As we know, volunteering happens in a wide range of settings from traditional office spaces to community centres, so it is important that everyone continues to follow the Scottish Government guidance. This compliance self-assessment tool from the Scottish Government will help you assess the effectiveness of COVID-19 control measures within your workplace.
Read more about ‘Safer Premises’ including information on ‘Risk assessments and control’, ‘Physical distancing, hygiene and PPE’, ‘Charity Shops’ plus more here in the SCVO Coronavirus Info Hub.
Scottish Government have also provided sector specific covid-19 guidance (including business, health, education, and housing), view here.
Things to consider:
1. Provide clear guidance to volunteers around health-related matters.
This includes when to self-isolate, what do I do if they become unwell whilst volunteering and otherwise following best practice to prevent catching or spreading coronavirus. Follow the latest advice provided by NHS inform in this regard.
2. Do you have a Business Continuity Plan or a Covid-19 policy?
This should be the main source of practical advice for the organisation (including volunteering). If volunteering is not included, relevant information should be added, asap.
3. Consider if and how volunteers can work remotely.
Volunteers may still need to work from home at this time. As well as thinking about the work volunteers can complete for your organisation remotely you should determine what considerations have been made around infrastructure, equipment and processes required to allow volunteers to work remotely and the ongoing support they need.
4. Involve volunteers in planning around volunteering.
Include volunteers in decision-making around plans and policies affecting them. Having volunteers at the table will ensure that their concerns are heard and addressed. Ask volunteers about their availability to continue volunteering. For volunteers who have high availability, ask if they would be willing to increase their volunteering temporarily to help fill gaps. Track responses and keep a database/spreadsheet of volunteers who anticipate availability in certain situations. Work with other community stakeholders and TSIs to prioritize programming / services delivered by volunteers and determine where volunteering services should be focused (especially if there is a significant decrease in availability).
5. Can your volunteers still clearly communicate their needs?
Check that there is a clear system in place for getting in touch with volunteers / the organisation (e.g. when cancelling a shift). Also, make sure that your emergency contact details are up-to-date. Be open to discuss honestly the situation with volunteers and exercise your duty of care towards them. At a minimum, this should be about encouraging volunteers to be cautious and to take care of themselves.
Volunteers just as for other members of society may be experiencing heightened anxiety - understand that COVID-19 and the response needed, affects each of us differently. Volunteers who are elderly or immunocompromised are at increased threat for serious complications. Volunteers living in poverty are less equipped financially to prepare for self-isolation.

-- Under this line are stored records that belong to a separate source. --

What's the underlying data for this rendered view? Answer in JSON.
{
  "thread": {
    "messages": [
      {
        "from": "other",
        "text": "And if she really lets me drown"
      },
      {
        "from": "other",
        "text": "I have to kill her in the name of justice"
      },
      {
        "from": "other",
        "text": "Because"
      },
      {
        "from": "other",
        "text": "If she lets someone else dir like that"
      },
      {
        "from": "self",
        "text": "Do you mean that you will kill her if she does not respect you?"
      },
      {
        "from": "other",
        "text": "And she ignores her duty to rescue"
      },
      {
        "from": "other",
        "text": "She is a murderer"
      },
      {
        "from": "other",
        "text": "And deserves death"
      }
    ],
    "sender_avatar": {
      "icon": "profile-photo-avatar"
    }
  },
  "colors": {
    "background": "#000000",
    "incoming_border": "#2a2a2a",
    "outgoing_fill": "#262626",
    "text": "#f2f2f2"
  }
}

Those who have limited sick time or can't afford a period off work, may be afraid of missing work through volunteering etc.
6. Remember volunteering is a choice, freely made.
If your volunteer decides for any reason not to volunteer support their decision, including and up to a decision to temporarily suspend their volunteering during this uncertain time. Please advise they take all necessary precautions if they're immunocompromised or live with/care for someone who is immunocompromised.
7. Ensure your volunteering roles meet the tests set by the Volunteer Charter.
Specifically, the Volunteer Charter states that 'Volunteers and paid workers should be able to carry out their duties in safe, secure and healthy environments'. Whilst the charter helps safeguard jobs (making clear the distinction between volunteering and paid work) it should not be interpreted as preventing a volunteering effort which is clearly welcomed by all parties, at this time.